I’m a big fan of technology. There are technological solutions to many of the world’s issues from hunger to clean water. The problems we face are usually how to get people out of the way of solving the problem rather than the problem itself.
That said, I’m definitely not a fan of humanizing technology.
Let me be very clear. I am all in favor of making technology easy. I want getting food and clean water to be so cheap and comfortable that you’d have to spend money and effort not to get it. I want to be able to ask my computational partner, think I’d like that? And have it come back to me with a cogent answer.
But I don’t want it to try to act like a human being. I’m not interested in the illusion of an experiential entity.
There’s a strong pursuit of this illusion going on now. The most recent one to come across my desk is Jibo, a robotic device that is intended to integrate into a family. To act in the role of a person. (See here.)

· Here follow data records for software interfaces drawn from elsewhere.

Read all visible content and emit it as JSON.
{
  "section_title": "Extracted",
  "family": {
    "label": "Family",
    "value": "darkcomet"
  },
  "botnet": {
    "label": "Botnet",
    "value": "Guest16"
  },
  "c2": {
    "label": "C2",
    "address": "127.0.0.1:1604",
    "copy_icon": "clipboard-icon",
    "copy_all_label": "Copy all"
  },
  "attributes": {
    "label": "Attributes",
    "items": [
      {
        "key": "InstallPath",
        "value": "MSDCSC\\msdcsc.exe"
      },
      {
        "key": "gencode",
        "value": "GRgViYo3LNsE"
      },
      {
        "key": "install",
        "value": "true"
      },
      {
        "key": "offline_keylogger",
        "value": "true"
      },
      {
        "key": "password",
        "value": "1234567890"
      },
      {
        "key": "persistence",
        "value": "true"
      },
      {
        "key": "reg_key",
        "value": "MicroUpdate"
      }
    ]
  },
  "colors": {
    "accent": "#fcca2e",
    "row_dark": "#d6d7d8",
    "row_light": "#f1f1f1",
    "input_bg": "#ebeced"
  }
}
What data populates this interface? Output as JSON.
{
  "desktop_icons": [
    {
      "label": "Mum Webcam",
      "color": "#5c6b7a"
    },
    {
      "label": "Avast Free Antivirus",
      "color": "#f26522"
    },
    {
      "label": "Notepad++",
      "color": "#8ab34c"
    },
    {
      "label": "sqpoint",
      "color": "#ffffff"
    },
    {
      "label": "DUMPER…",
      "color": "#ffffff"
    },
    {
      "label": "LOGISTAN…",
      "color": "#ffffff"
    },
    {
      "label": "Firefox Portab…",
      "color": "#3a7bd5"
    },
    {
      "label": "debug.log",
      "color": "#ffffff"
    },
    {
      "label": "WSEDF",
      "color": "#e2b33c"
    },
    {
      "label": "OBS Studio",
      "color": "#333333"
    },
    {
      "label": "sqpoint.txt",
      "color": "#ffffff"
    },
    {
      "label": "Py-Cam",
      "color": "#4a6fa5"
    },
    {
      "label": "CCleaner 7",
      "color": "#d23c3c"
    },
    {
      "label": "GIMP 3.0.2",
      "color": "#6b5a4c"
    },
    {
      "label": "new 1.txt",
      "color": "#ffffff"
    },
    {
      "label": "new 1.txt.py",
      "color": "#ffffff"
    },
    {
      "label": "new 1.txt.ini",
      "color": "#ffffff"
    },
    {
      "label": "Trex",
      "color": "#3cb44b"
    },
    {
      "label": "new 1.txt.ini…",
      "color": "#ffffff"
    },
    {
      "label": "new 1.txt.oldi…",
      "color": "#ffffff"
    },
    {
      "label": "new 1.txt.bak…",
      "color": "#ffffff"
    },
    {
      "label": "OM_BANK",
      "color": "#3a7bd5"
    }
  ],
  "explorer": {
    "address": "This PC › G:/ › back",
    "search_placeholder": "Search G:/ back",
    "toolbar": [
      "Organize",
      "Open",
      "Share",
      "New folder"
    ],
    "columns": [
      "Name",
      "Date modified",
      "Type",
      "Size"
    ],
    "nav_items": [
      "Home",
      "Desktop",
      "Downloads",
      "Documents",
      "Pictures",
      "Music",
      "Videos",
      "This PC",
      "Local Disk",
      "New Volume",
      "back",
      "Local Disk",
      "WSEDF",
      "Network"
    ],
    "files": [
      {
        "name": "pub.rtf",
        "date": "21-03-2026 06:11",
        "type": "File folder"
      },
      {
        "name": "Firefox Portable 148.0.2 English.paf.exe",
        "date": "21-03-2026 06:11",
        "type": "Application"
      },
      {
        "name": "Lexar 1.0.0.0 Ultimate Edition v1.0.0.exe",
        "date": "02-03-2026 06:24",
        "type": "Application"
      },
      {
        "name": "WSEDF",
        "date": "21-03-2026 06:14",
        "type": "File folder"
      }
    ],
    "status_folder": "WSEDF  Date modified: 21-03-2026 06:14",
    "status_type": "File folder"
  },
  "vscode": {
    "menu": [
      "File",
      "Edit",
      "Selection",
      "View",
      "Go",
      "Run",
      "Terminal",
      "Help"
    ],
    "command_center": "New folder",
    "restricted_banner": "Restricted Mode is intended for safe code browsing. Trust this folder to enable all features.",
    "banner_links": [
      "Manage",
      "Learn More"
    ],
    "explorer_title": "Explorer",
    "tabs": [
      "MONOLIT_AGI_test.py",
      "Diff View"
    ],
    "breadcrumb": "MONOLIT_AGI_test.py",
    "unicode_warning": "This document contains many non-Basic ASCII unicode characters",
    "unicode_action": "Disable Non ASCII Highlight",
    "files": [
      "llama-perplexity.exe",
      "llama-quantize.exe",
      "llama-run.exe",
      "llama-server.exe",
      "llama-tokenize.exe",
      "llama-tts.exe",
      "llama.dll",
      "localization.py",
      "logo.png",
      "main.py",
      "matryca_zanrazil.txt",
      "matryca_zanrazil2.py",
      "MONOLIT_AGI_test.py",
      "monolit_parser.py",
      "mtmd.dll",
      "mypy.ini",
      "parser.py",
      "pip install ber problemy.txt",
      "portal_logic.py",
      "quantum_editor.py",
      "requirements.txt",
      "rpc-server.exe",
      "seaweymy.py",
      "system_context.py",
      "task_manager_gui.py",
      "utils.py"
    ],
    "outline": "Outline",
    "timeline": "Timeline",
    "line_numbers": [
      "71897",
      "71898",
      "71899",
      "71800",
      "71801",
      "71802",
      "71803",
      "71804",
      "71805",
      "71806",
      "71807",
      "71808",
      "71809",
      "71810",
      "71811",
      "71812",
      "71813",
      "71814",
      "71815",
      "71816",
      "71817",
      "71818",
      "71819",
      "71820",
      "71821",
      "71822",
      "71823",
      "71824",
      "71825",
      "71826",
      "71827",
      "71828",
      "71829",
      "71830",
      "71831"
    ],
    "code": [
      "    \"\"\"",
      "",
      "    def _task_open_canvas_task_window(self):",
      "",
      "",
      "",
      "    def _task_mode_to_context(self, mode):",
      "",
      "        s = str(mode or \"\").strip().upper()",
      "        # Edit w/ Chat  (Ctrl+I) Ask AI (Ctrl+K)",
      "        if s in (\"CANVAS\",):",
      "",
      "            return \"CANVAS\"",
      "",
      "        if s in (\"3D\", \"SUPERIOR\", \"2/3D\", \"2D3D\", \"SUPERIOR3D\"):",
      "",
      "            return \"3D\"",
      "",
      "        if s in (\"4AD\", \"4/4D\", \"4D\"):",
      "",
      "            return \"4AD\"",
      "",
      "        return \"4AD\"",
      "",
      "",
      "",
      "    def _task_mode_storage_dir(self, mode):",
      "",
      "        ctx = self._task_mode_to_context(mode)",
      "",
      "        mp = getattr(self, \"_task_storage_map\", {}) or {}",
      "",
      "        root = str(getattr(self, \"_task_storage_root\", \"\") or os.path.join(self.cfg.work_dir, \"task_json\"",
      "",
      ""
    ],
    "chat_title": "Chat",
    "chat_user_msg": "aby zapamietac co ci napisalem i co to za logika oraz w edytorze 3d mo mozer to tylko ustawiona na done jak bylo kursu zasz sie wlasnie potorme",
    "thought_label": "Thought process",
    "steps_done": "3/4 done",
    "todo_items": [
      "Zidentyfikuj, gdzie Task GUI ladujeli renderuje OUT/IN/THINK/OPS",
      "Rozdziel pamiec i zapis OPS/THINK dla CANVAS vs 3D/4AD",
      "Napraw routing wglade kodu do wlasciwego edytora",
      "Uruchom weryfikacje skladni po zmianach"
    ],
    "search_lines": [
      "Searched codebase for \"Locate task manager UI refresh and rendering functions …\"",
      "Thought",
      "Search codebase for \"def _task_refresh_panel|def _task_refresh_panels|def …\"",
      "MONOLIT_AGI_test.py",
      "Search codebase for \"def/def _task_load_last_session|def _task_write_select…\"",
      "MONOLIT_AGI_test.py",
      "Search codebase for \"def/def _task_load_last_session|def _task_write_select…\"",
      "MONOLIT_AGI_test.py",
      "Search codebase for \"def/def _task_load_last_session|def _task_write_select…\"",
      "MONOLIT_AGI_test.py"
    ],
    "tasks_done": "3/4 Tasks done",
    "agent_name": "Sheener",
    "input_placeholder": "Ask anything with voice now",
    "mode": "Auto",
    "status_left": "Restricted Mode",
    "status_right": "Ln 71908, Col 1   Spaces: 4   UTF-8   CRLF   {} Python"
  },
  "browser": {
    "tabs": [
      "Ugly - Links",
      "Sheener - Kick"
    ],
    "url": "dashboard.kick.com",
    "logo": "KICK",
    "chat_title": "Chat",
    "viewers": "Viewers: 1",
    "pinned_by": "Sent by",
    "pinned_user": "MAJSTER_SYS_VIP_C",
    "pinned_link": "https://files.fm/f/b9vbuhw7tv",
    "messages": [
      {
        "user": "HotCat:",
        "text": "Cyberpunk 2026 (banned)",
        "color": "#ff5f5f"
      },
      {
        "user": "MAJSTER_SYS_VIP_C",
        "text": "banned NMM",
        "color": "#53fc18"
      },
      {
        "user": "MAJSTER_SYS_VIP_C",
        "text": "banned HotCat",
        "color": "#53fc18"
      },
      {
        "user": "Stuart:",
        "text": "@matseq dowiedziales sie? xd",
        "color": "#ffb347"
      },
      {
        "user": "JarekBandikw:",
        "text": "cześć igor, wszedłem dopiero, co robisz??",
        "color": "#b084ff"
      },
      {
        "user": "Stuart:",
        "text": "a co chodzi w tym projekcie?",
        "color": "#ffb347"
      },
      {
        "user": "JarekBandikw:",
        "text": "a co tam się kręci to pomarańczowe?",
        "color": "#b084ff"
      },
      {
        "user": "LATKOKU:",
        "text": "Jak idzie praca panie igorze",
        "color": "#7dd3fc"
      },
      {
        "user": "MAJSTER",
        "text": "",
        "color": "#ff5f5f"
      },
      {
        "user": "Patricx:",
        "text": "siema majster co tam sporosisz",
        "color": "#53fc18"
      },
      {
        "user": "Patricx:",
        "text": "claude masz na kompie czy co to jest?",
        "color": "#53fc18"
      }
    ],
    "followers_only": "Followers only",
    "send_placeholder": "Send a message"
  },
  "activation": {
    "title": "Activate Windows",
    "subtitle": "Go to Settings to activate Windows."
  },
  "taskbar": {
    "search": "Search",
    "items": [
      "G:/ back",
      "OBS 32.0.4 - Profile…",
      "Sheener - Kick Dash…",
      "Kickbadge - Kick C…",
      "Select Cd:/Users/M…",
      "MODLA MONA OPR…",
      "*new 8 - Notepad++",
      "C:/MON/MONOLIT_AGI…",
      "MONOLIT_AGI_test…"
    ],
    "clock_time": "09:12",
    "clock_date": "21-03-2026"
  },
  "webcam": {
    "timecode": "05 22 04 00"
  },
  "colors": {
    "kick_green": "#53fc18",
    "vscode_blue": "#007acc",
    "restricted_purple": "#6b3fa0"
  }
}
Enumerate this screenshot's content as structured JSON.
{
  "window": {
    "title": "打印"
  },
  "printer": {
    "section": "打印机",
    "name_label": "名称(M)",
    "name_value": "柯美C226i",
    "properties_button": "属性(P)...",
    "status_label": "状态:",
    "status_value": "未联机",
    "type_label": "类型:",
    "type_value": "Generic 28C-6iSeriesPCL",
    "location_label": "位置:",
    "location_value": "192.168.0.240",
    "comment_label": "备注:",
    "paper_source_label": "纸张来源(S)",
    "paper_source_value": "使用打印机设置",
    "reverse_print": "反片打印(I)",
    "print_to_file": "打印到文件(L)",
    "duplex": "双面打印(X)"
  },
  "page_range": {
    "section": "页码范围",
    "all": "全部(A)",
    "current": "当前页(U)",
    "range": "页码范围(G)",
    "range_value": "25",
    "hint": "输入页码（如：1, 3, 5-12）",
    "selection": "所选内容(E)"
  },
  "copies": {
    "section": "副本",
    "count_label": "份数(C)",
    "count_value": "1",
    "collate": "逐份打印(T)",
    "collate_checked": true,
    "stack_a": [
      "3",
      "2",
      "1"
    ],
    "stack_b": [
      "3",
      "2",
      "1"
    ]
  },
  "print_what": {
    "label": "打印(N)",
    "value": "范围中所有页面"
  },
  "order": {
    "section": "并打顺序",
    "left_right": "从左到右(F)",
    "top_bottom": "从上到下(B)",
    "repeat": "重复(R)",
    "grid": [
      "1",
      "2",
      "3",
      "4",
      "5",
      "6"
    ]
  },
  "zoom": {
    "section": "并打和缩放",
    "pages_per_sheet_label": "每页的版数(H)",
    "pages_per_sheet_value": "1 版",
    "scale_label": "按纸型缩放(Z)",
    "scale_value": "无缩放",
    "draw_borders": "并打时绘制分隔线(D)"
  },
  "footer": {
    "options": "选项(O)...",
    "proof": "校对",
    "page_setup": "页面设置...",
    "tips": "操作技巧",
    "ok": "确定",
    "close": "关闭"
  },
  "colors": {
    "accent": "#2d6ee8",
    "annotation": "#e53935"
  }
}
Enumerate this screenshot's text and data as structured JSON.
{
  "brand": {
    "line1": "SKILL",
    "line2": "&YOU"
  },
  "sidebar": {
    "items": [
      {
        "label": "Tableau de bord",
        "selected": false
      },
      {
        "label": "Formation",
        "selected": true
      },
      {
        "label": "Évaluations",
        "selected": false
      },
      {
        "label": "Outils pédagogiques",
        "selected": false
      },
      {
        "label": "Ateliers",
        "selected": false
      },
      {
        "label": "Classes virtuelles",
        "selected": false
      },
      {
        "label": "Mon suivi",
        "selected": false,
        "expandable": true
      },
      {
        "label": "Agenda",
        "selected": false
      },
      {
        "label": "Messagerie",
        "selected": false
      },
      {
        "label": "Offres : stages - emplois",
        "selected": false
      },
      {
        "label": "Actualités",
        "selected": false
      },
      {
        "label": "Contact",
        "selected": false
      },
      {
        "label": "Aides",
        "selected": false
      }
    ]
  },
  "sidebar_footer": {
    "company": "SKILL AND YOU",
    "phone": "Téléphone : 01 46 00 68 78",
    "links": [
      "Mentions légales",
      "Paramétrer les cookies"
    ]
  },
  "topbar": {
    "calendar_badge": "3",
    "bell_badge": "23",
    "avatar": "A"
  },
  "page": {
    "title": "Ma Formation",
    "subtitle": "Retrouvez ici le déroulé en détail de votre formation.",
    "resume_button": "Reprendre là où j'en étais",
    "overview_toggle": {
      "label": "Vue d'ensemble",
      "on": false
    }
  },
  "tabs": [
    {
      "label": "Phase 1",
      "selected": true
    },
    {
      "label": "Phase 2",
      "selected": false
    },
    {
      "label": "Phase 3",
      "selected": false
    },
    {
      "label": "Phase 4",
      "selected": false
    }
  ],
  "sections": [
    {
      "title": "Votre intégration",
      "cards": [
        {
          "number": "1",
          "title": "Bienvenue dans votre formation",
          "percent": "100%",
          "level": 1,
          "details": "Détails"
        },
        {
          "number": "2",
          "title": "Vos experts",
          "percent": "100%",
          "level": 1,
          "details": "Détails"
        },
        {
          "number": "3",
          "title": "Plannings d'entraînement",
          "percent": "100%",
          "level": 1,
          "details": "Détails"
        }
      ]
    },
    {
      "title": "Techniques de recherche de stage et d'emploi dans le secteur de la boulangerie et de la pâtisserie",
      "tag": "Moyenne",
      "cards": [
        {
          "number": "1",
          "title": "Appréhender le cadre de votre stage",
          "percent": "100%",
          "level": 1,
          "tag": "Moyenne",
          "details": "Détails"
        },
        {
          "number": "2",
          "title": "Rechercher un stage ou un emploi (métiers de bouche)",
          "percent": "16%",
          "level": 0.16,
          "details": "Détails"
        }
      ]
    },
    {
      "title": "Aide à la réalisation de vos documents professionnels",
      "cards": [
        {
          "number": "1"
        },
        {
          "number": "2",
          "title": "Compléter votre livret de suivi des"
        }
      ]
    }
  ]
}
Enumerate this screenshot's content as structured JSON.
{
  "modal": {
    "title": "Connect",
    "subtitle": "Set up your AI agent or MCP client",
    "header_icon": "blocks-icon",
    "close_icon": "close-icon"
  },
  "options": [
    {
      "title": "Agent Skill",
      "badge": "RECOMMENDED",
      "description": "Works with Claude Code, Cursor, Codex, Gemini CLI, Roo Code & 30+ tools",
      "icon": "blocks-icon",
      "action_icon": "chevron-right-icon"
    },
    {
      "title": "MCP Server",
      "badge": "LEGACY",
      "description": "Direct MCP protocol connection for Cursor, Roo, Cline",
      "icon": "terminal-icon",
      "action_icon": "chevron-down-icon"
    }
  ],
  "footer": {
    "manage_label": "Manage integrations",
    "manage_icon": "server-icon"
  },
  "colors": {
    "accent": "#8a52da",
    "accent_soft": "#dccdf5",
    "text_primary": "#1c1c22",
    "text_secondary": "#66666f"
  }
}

Jibo was developed by MIT’s Cynthia Breazeal with the expressed intent of becoming “part of the family.” (See here.) She feels emotion is the “next wave of this humanized high-touch engagement with technology.”
I’m not a fan.
I like a humanized robot voice better than a voice that sounds artificial mainly because it’s more intelligible. And I really like some of the capabilities advertised for Jibo. It has strong facial recognition coupled with a good camera. So it can take pictures like nobody’s business. Since it can identify users, it’s a no-hands portal to the net and can be a real internet helper with reminders and such. My objection isn’t what it can do but how it presents itself.
For example, in the Jibo advertisement the robot does things like read a story to a child. According to the article Jibo will “put a smile on your face and make you feel better.”
It worries me that someone thinks consumer machine is necessary for that.
I have a dog. It greets me when I come home and puts a smile on my face and makes me feel better. Sometimes it makes a mess. It has to be taken out and walked. If I step on its tail by accident, it yelps in pain so I musn’t do that. The dog gives me a gift and requires an obligation. This is a transaction between us. This is a relationship between two experiential entities.
But Jibo is not an experiential entity. It is a machine that is intended to counterfeit the trappings of an experiential entity. It is designed to present the attributes of a relationship without the realization of a relationship.
This bothers me.
I think it’s important that we understand who we’re talking to. Who we’re in actual relationships with. I think, for example, we should be concerned about the welfare of our children, parents and friends. The welfare of celebrities doesn’t remotely interest me. I think we should concern ourselves with factual news rather then pleasant fiction. The relationships I have are with my wife, son and dog. Not my toaster. Not my microwave oven. Not my nice talking internet portal.
Fundamentally, it’s a distraction. I talked about the Turing Test a while back. Turing had the idea that a device that could imitate a human being could be as intelligent as a human being. Back then most of the literature conflated intelligence with the ability to experience things. After all, how could you be smart and not experience the world?
Now we know that it is quite possible. Intelligence and experience are very separable. We can have quite intelligent systems that have zero experiential nature and really dumb systems that fool people sufficiently to be thought intelligent. In fact, some of the truly creepy ideas in SF are systems that are very intelligent in their execution of tasks without such a nature. Think of Terminator.
Or, even better, remember the old Colossus or War Games movies. Now think of them again and realize there was nothing in those machines but elaborate rules engines. Nothing inside but LEDs and a hum.
Now, if there were a person (entity, experiential organism, alien) in Jibo, I’d be all over it.